Confrontation with the loss – As things start to settle down and they begin to think and remember their loved one and the fact that they are not coming back, they will go through deep emotions and extreme feelings. This is the time your friend needs you the most.

Acceptance of loss – At this point, your friend will begin to manage their lives and deal with the loss on a day-to-day basis.


Here are some tips to help you support your friend as they go through the stages of grieving:


During the early stage of the grieving process, it is important to check in with your friend. It may seem easier to send a text message, Facebook message, or an email but it is much more comforting to hear the voice of a friend. Also Instead of saying “Call me if you ever need anything.” try calling your friend every so often or perhaps stopping by to offer help with something specific like a home cooked meal or groceries. 


When you are talking with your friend be aware of the words you are using. Sometimes we say things from the kindness of our heart although it may be portrayed differently to a person who is in pain and hurting. For example, using phrases like, “They are in a better place now” or “Everything happens for a reason” These may cause anger in your friend either because of their belief system or the fact that they have no control over what has happened.


Lastly, remind yourself that your friend will get through this. They need you as a friend to be there for them and support them as they heal. It is important to listen without offering suggestions and simply allowing them to talk about their feelings.
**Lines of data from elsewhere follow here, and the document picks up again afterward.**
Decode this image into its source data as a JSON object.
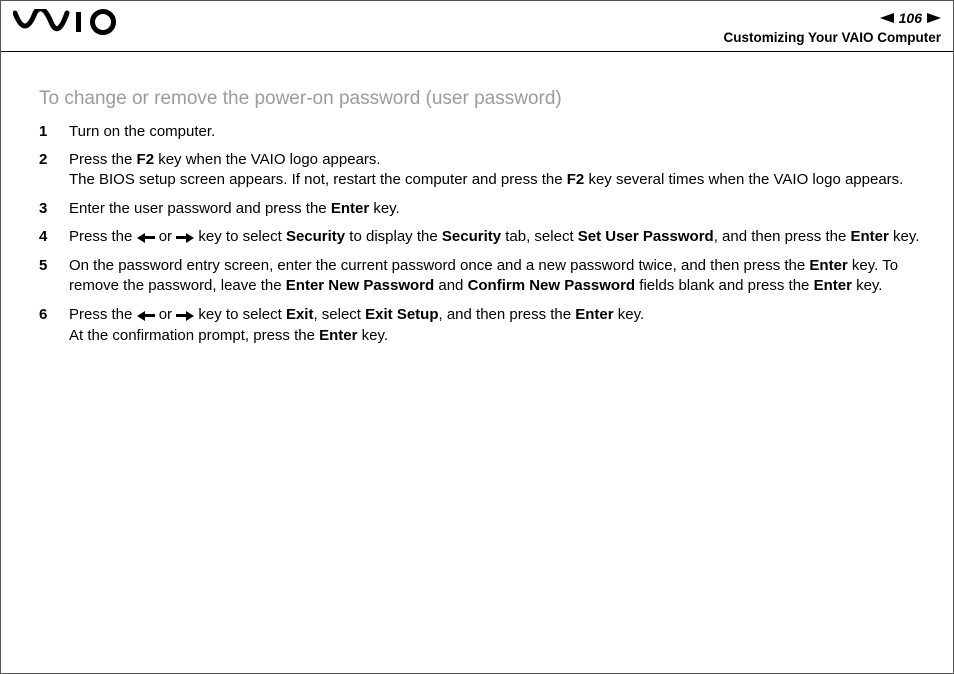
{
  "header": {
    "page_number": "106",
    "section": "Customizing Your VAIO Computer"
  },
  "heading": "To change or remove the power-on password (user password)",
  "steps": {
    "s1": {
      "t1": "Turn on the computer."
    },
    "s2": {
      "t1": "Press the ",
      "b1": "F2",
      "t2": " key when the VAIO logo appears.",
      "t3": "The BIOS setup screen appears. If not, restart the computer and press the ",
      "b2": "F2",
      "t4": " key several times when the VAIO logo appears."
    },
    "s3": {
      "t1": "Enter the user password and press the ",
      "b1": "Enter",
      "t2": " key."
    },
    "s4": {
      "t1": "Press the ",
      "t2": " or ",
      "t3": " key to select ",
      "b1": "Security",
      "t4": " to display the ",
      "b2": "Security",
      "t5": " tab, select ",
      "b3": "Set User Password",
      "t6": ", and then press the ",
      "b4": "Enter",
      "t7": " key."
    },
    "s5": {
      "t1": "On the password entry screen, enter the current password once and a new password twice, and then press the ",
      "b1": "Enter",
      "t2": " key. To remove the password, leave the ",
      "b2": "Enter New Password",
      "t3": " and ",
      "b3": "Confirm New Password",
      "t4": " fields blank and press the ",
      "b4": "Enter",
      "t5": " key."
    },
    "s6": {
      "t1": "Press the ",
      "t2": " or ",
      "t3": " key to select ",
      "b1": "Exit",
      "t4": ", select ",
      "b2": "Exit Setup",
      "t5": ", and then press the ",
      "b3": "Enter",
      "t6": " key.",
      "t7": "At the confirmation prompt, press the ",
      "b4": "Enter",
      "t8": " key."
    }
  }
}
If you notice any sudden changes in your friend’s behavior or it has been a long period of time with no progress in their healing, know when to get help. You can gently suggest support groups or therapy.


If you have any other questions or would like to speak to the professionals here at Lietz Funeral Home, you can contact us here.
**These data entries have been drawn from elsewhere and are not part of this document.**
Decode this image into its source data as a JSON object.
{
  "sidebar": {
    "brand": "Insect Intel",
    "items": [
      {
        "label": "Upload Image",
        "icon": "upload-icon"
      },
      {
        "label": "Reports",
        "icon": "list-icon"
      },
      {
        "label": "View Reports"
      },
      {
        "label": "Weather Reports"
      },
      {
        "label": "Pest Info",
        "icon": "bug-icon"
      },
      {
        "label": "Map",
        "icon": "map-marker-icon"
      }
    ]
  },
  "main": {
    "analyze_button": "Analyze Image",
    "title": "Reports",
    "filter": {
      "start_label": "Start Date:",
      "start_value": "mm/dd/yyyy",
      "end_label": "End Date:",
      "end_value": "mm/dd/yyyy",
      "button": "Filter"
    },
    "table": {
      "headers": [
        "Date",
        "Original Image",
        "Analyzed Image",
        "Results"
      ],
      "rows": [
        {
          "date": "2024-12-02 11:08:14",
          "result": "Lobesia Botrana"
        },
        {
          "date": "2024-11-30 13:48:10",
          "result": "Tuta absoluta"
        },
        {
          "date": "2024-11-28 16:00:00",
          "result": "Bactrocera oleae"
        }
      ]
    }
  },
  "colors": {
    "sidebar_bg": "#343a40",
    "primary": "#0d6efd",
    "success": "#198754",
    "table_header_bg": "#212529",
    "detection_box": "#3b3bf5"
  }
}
Leave a comment
Please enter the numbers and letters you see in the image. Note that the case of the letters entered matters.


Please wait

Previous Posts

Benefits Of Planning Your Funeral While You're Still Alive

Not everyone thinks of planning their funeral when they are still alive, but this trend is now catching on. We get quite a few inquiries about what preplanning a funeral involves and whether there ...

Managing Grief During the Festive Season

The festive season is a time for fun, food and spending time with family and friends. But all this fades into insignificance when you have lost a loved one and his or her memories are sti...

Remembering The Departed At Thanksgiving

Thanksgiving is a time of the year to spend joyous moments with friends, loved ones and family. It is but human to go down memory lane on this occasion and experience the presence of the loved one ...

What is a Green Burial?

The funeral space has seen a number of changes over the years, and green burials are one of them. Standard burials are a strain on the environment and require huge amounts of concrete, wood, and fo...

Understanding the Stages of Grief

Elisabeth Kubler-Ross wrote a book titled ‘On Death and Dying’ almost three decades ago. In this book, she discussed what the different stages of grief were. Since then, these are used as the ...

Pre-Planning Your Funeral

Most people aren’t aware of what’s involved in pre-planning a funeral and feel that even thinking about death and preparing for it is a little unsavory. However the concept of pre-planning your fun...

Steps Involved in the Funeral and Final Disposition Planning Process

Planning a funeral can be an overwhelming and stressful task. There is no way one can prepare how to go about the process. The better prepared you are, the easier the process will be. However, fune...

How To Talk To Your Loved Ones About Your Final Wishes

Talking to loved ones about death and final wishes is never easy and most people struggle to determine where to begin. At Lietz-Fraze Funeral Home, we believe the anxiety of starting this discussio...

Should I or Shouldn't I Go to the Funeral

Formal invitations aren’t issued for funerals so it can be difficult to decide whether you want to attend or not. The general rule of thumb is to attend if the event is accepting guests. If someone...

The Importance of End Of Life Conversation With Your Loved One

Discussing death is unpleasant, especially with loved ones who have to deal with grief after a family member is lost. Most hesitate to do it, hoping to avoid a difficult conversation and believing ...